In light of the horrific allegations that UVA covered up a student’s gang-rape, Libby Nelson imagines applying the university’s honor code – which has seen 183 students expelled over academic infractions since 1998 – to sexual assault allegations:
When California colleges began requiring affirmative consent, or “yes means yes,” there was an outcry from commentators afraid that they were reclassifying ordinary sex as rape. But “yes means yes” is simply the sexual version of an academic honor code. It’s acknowledgment that attending a college is not a right but a privilege that comes with responsibilities, and that one of those responsibilities is to treat fellow students with respect. …
Although false accusations of rape are extremely rare, a wrongful criminal conviction for sexual assault is a travesty. A wrongful expulsion from college after due process for the accused is deeply unfair, but it leaves a less permanent stain. If a student expelled for sexual assault enrolls elsewhere, their transcript doesn’t usually list the reason for the expulsion, and colleges don’t have to disclose the details.
Wendy McElroy disagrees on that last point:
A common rejoinder is that hearings are not legal proceedings. But the hearings actually operate in a legal gray zone.
For example, the last campaign from the White House Task Force to Protect Students from Sexual Assault includes improving cooperation with the police. Increasingly, the testimony an accused gives without due process can be turned over for use by the police and courts. Moreover, the hearings impose penalties as draconian as a court. A student can be expelled with the word “rapist” permanently in his file. He may be tens of thousands of dollars in debt with no ability to obtain a license to practice his chosen profession. Many unlicensed professions will shun him as well. What university of quality will accept him?

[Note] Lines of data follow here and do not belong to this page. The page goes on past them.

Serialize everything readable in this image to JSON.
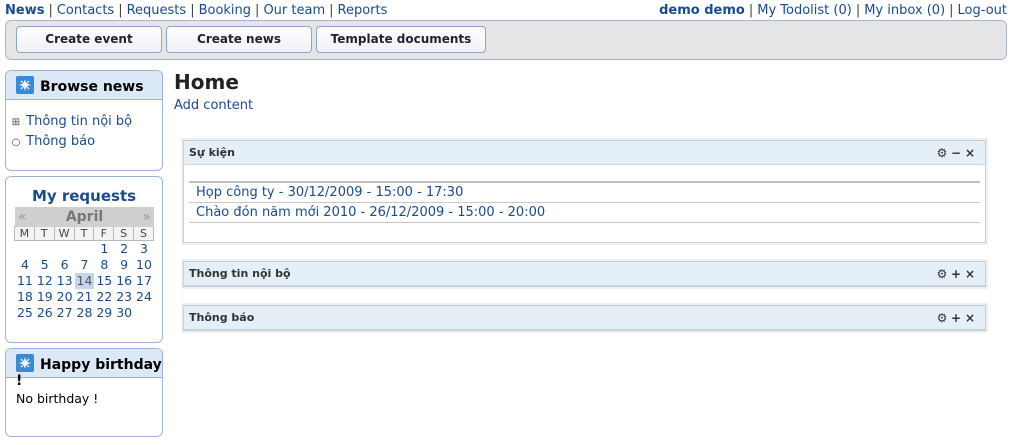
{
  "topnav": {
    "items": [
      "News",
      "Contacts",
      "Requests",
      "Booking",
      "Our team",
      "Reports"
    ],
    "active": "News"
  },
  "usernav": {
    "username": "demo demo",
    "todolist": "My Todolist (0)",
    "inbox": "My inbox (0)",
    "logout": "Log-out"
  },
  "toolbar": {
    "create_event": "Create event",
    "create_news": "Create news",
    "template_documents": "Template documents"
  },
  "browse_news": {
    "title": "Browse news",
    "items": [
      {
        "label": "Thông tin nội bộ",
        "tree": "⊞"
      },
      {
        "label": "Thông báo",
        "tree": "○"
      }
    ]
  },
  "my_requests": {
    "title": "My requests",
    "calendar": {
      "prev": "«",
      "next": "»",
      "month": "April",
      "weekdays": [
        "M",
        "T",
        "W",
        "T",
        "F",
        "S",
        "S"
      ],
      "leading_blanks": 4,
      "days_in_month": 30,
      "today": 14
    }
  },
  "birthday": {
    "title": "Happy birthday !",
    "text": "No birthday !"
  },
  "main": {
    "title": "Home",
    "add_content": "Add content",
    "portlets": [
      {
        "title": "Sự kiện",
        "controls": [
          "⚙",
          "−",
          "×"
        ],
        "events": [
          "Họp công ty - 30/12/2009 - 15:00 - 17:30",
          "Chào đón năm mới 2010 - 26/12/2009 - 15:00 - 20:00"
        ]
      },
      {
        "title": "Thông tin nội bộ",
        "controls": [
          "⚙",
          "+",
          "×"
        ]
      },
      {
        "title": "Thông báo",
        "controls": [
          "⚙",
          "+",
          "×"
        ]
      }
    ]
  },
  "colors": {
    "link": "#1a4c8c",
    "box_header": "#dbe8f6",
    "portlet_header": "#e4eff8",
    "toolbar_bg": "#e5e5e5"
  }
}
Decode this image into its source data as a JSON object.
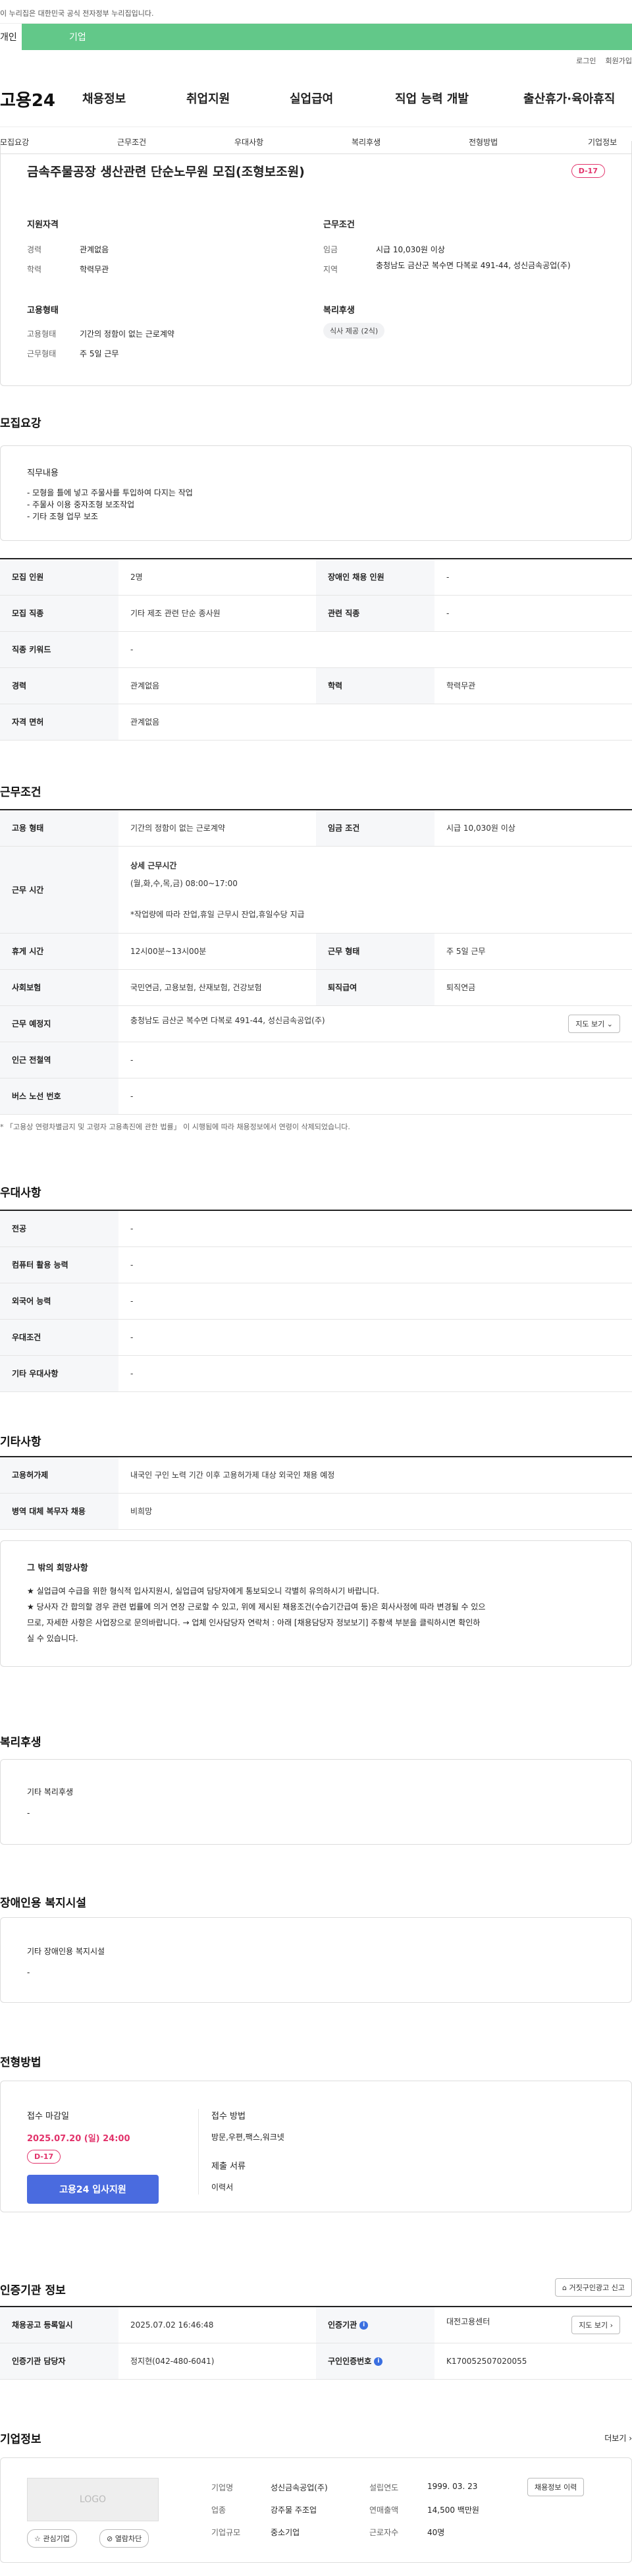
{
  "gov_banner": "이 누리집은 대한민국 공식 전자정부 누리집입니다.",
  "user_tabs": {
    "personal": "개인",
    "company": "기업"
  },
  "top_links": [
    "로그인",
    "회원가입"
  ],
  "logo": "고용24",
  "main_nav": [
    "채용정보",
    "취업지원",
    "실업급여",
    "직업 능력 개발",
    "출산휴가·육아휴직"
  ],
  "anchor_nav": [
    "모집요강",
    "근무조건",
    "우대사항",
    "복리후생",
    "전형방법",
    "기업정보"
  ],
  "summary": {
    "title": "금속주물공장 생산관련 단순노무원 모집(조형보조원)",
    "dday": "D-17",
    "qual_title": "지원자격",
    "career_label": "경력",
    "career": "관계없음",
    "edu_label": "학력",
    "edu": "학력무관",
    "emp_title": "고용형태",
    "emptype_label": "고용형태",
    "emptype": "기간의 정함이 없는 근로계약",
    "worktype_label": "근무형태",
    "worktype": "주 5일 근무",
    "cond_title": "근무조건",
    "wage_label": "임금",
    "wage": "시급 10,030원 이상",
    "region_label": "지역",
    "region": "충청남도 금산군 복수면 다복로 491-44, 성신금속공업(주)",
    "welfare_title": "복리후생",
    "welfare_chip": "식사 제공 (2식)"
  },
  "recruit": {
    "title": "모집요강",
    "duty_title": "직무내용",
    "duties": [
      "- 모형을 틀에 넣고 주물사를 투입하여 다지는 작업",
      "- 주물사 이용 중자조형 보조작업",
      "- 기타 조형 업무 보조"
    ],
    "rows": [
      {
        "k1": "모집 인원",
        "v1": "2명",
        "k2": "장애인 채용 인원",
        "v2": "-"
      },
      {
        "k1": "모집 직종",
        "v1": "기타 제조 관련 단순 종사원",
        "k2": "관련 직종",
        "v2": "-"
      },
      {
        "k1": "직종 키워드",
        "v1": "-",
        "k2": "",
        "v2": ""
      },
      {
        "k1": "경력",
        "v1": "관계없음",
        "k2": "학력",
        "v2": "학력무관"
      },
      {
        "k1": "자격 면허",
        "v1": "관계없음",
        "k2": "",
        "v2": ""
      }
    ]
  },
  "work": {
    "title": "근무조건",
    "emp_k": "고용 형태",
    "emp_v": "기간의 정함이 없는 근로계약",
    "wage_k": "임금 조건",
    "wage_v": "시급 10,030원 이상",
    "time_k": "근무 시간",
    "time_head": "상세 근무시간",
    "time_days": "(월,화,수,목,금) 08:00~17:00",
    "time_note": "*작업량에 따라 잔업,휴일 근무시 잔업,휴일수당 지급",
    "rest_k": "휴게 시간",
    "rest_v": "12시00분~13시00분",
    "form_k": "근무 형태",
    "form_v": "주 5일 근무",
    "ins_k": "사회보험",
    "ins_v": "국민연금, 고용보험, 산재보험, 건강보험",
    "ret_k": "퇴직급여",
    "ret_v": "퇴직연금",
    "place_k": "근무 예정지",
    "place_v": "충청남도 금산군 복수면 다복로 491-44, 성신금속공업(주)",
    "map_btn": "지도 보기",
    "subway_k": "인근 전철역",
    "subway_v": "-",
    "bus_k": "버스 노선 번호",
    "bus_v": "-",
    "law_note": "* 「고용상 연령차별금지 및 고령자 고용촉진에 관한 법률」 이 시행됨에 따라 채용정보에서 연령이 삭제되었습니다."
  },
  "pref": {
    "title": "우대사항",
    "rows": [
      {
        "k": "전공",
        "v": "-"
      },
      {
        "k": "컴퓨터 활용 능력",
        "v": "-"
      },
      {
        "k": "외국어 능력",
        "v": "-"
      },
      {
        "k": "우대조건",
        "v": "-"
      },
      {
        "k": "기타 우대사항",
        "v": "-"
      }
    ]
  },
  "etc": {
    "title": "기타사항",
    "rows": [
      {
        "k": "고용허가제",
        "v": "내국인 구인 노력 기간 이후 고용허가제 대상 외국인 채용 예정"
      },
      {
        "k": "병역 대체 복무자 채용",
        "v": "비희망"
      }
    ],
    "box_title": "그 밖의 희망사항",
    "box_lines": [
      "★ 실업급여 수급을 위한 형식적 입사지원시, 실업급여 담당자에게 통보되오니 각별히 유의하시기 바랍니다.",
      "★ 당사자 간 합의할 경우 관련 법률에 의거 연장 근로할 수 있고, 위에 제시된 채용조건(수습기간급여 등)은 회사사정에 따라 변경될 수 있으",
      "므로, 자세한 사항은 사업장으로 문의바랍니다. → 업체 인사담당자 연락처 : 아래 [채용담당자 정보보기] 주황색 부분을 클릭하시면 확인하",
      "실 수 있습니다."
    ]
  },
  "welfare": {
    "title": "복리후생",
    "box_title": "기타 복리후생",
    "box_value": "-"
  },
  "disabled": {
    "title": "장애인용 복지시설",
    "box_title": "기타 장애인용 복지시설",
    "box_value": "-"
  },
  "process": {
    "title": "전형방법",
    "deadline_title": "접수 마감일",
    "deadline": "2025.07.20 (일) 24:00",
    "dday": "D-17",
    "apply_btn": "고용24 입사지원",
    "method_title": "접수 방법",
    "method": "방문,우편,팩스,워크넷",
    "docs_title": "제출 서류",
    "docs": "이력서"
  },
  "agency": {
    "title": "인증기관 정보",
    "report_btn": "거짓구인광고 신고",
    "reg_k": "채용공고 등록일시",
    "reg_v": "2025.07.02 16:46:48",
    "org_k": "인증기관",
    "org_v": "대전고용센터",
    "map_btn": "지도 보기",
    "staff_k": "인증기관 담당자",
    "staff_v": "정지현(042-480-6041)",
    "no_k": "구인인증번호",
    "no_v": "K170052507020055"
  },
  "company": {
    "title": "기업정보",
    "more": "더보기",
    "logo_text": "LOGO",
    "fav_btn": "관심기업",
    "block_btn": "열람차단",
    "name_k": "기업명",
    "name_v": "성신금속공업(주)",
    "est_k": "설립연도",
    "est_v": "1999. 03. 23",
    "jobs_btn": "채용정보 이력",
    "ind_k": "업종",
    "ind_v": "강주물 주조업",
    "sales_k": "연매출액",
    "sales_v": "14,500 백만원",
    "size_k": "기업규모",
    "size_v": "중소기업",
    "emp_k": "근로자수",
    "emp_v": "40명"
  }
}
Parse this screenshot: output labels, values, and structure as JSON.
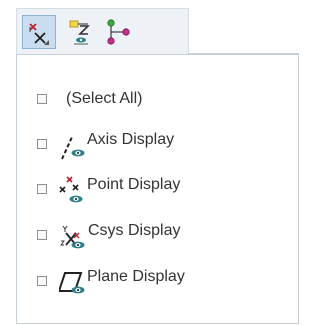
{
  "toolbar": {
    "buttons": [
      {
        "icon": "display-filter-icon",
        "active": true
      },
      {
        "icon": "layer-visibility-icon",
        "active": false
      },
      {
        "icon": "tree-node-icon",
        "active": false
      }
    ]
  },
  "filter_list": {
    "items": [
      {
        "label": "(Select All)",
        "checked": false,
        "icon": null
      },
      {
        "label": "Axis Display",
        "checked": false,
        "icon": "axis-display-icon"
      },
      {
        "label": "Point Display",
        "checked": false,
        "icon": "point-display-icon"
      },
      {
        "label": "Csys Display",
        "checked": false,
        "icon": "csys-display-icon"
      },
      {
        "label": "Plane Display",
        "checked": false,
        "icon": "plane-display-icon"
      }
    ]
  },
  "colors": {
    "accent_red": "#d2202f",
    "eye_teal": "#2f7f8a",
    "active_bg": "#c9dcf0"
  }
}
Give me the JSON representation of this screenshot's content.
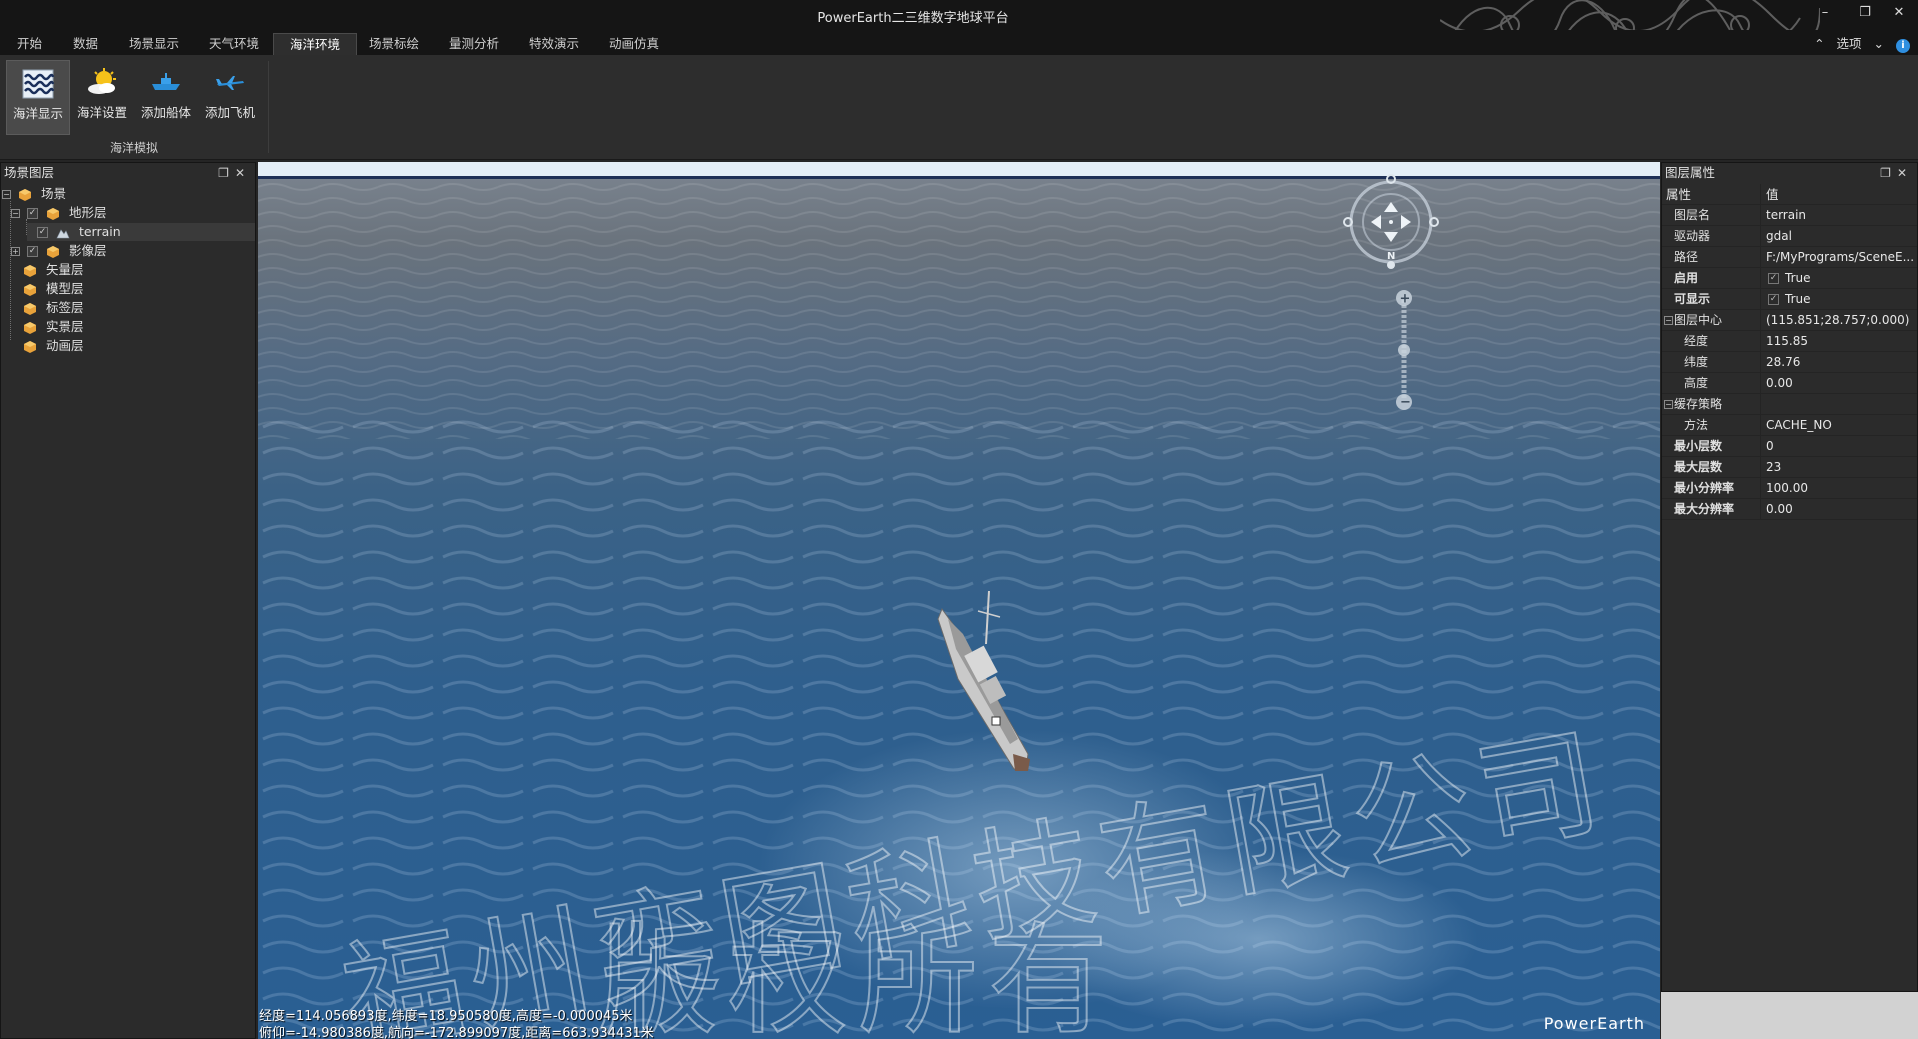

His reputation and belief in justice may be damaged beyond repair.
Rebecca Plante and Andrew Smiler take a different view, arguing that the low standards of evidence used by the university’s misconduct board actually make them less likely to “convict”:
Although apparently the president’s office was aware of allegations of sexual felonies, including gang rapes, it also appears that the Charlottesville police were not asked to investigate until recently. Why are colleges and universities investigating allegations of felony sex-related crimes without having to involve local law enforcement? Given the paucity of the training, is it reasonable to expect board members and university staff members to investigate and adjudicate such serious criminal allegations? Board members are also expected to base their findings on a preponderance of evidence (for example, a 51-percent likelihood that a crime was committed). That standard may dissuade board members from finding the accused guilty.
Jackie makes her way downstairs, her red dress apparently sufficiently intact to wear; the party is still raging. Though she is blood-stained – three hours with shards of glass “digging into her back,” and gang-raped, including with a beer bottle – and must surely look deeply traumatized, no one notices her. She makes her way out a side entrance she hadn’t seen before. She calls her friends, who tell her that she doesn’t want to be known as the girl who cried rape and worry that if they take her to the hospital they won’t get invited to subsequent frat parties.
Nothing in this story is impossible; it’s important to note that. It could have happened. But to believe it beyond a doubt, without a question mark – as virtually all the people who’ve read the article seem to – requires a lot of leaps of faith. It requires you to indulge your pre-existing biases.
Bradley’s skepticism makes Robby Soave wonder:
[W]hen I say that I was initially inclined to believe the story, it’s not because I wanted or needed it to be true to fit my worldview. Rather, I assumed honesty on the part of the author and her source—not because I’m naive, but because I didn’t think someone would lie about such an unbelievable story. This isn’t a case of he-said / she-said; this is an extraordinary crime that indicts a dozen people and an entire university administration. Assuming a proper investigation—which the police are now conducting—confirming many of the specific details should be relatively easy. If “Jackie” is lying, there is a good chance she will be caught (and Erdely’s career ruined). So I believed it.
However, some of the details do strike me as perplexing on subsequent re-reads.